§ **Task data**
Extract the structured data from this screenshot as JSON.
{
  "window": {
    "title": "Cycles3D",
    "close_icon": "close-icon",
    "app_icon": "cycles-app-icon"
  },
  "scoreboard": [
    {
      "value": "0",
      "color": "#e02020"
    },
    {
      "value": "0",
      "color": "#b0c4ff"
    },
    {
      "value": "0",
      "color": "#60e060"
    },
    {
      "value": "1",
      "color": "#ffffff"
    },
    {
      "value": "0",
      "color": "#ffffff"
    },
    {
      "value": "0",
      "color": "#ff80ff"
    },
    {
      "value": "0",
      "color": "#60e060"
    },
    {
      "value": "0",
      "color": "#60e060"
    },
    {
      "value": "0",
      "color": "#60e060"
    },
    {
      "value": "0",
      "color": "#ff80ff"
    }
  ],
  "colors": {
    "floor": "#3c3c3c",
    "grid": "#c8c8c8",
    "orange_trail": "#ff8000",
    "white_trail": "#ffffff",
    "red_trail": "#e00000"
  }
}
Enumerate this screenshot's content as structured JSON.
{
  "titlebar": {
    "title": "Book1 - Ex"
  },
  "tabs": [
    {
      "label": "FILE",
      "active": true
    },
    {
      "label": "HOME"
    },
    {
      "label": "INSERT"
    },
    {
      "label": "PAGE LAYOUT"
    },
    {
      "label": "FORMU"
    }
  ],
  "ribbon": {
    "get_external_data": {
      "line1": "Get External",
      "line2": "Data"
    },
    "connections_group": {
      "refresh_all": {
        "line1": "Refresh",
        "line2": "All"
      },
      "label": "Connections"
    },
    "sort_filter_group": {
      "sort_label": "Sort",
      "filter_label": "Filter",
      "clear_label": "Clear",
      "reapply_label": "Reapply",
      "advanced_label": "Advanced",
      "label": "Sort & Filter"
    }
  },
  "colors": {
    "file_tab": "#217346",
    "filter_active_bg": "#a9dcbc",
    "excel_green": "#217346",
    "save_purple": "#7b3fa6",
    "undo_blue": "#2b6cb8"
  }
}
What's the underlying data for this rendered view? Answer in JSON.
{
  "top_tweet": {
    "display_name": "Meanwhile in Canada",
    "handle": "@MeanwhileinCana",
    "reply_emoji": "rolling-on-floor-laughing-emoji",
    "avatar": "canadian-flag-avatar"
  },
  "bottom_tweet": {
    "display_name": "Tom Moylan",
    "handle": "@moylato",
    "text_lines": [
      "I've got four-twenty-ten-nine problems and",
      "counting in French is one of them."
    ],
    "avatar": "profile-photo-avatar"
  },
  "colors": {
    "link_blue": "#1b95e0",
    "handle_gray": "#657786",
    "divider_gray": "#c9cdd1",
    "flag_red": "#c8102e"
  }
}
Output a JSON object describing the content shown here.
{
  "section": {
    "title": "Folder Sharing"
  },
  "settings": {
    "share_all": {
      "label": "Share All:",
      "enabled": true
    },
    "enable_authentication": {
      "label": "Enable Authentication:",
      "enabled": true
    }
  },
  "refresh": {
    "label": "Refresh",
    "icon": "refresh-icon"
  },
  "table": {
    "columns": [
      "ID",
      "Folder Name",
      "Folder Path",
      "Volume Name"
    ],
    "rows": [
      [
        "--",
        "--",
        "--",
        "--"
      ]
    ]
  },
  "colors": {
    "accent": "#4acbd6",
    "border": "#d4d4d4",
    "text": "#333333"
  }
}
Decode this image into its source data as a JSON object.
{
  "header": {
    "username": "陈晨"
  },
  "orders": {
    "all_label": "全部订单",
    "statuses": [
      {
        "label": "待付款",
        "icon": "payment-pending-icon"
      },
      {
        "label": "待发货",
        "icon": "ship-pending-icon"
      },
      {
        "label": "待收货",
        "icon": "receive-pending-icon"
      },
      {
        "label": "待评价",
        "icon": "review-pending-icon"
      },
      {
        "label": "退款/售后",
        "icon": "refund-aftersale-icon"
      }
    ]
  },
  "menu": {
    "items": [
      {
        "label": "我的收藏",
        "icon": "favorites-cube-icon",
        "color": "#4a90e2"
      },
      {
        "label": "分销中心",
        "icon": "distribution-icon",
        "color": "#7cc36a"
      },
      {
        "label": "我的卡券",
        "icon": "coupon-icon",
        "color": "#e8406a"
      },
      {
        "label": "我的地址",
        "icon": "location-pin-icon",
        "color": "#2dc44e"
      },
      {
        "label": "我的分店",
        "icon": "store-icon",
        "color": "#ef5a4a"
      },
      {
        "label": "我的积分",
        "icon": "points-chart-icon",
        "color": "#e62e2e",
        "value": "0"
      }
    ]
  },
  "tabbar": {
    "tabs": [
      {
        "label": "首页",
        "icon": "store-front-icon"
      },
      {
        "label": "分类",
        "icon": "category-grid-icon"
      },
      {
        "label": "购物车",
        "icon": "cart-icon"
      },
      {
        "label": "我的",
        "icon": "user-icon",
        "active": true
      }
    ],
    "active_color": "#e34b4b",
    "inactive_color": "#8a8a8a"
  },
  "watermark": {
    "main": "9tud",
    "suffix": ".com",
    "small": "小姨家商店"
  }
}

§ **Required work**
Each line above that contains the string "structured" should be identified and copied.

§ **Your solution**
Extract the structured data from this screenshot as JSON.
Enumerate this screenshot's content as structured JSON.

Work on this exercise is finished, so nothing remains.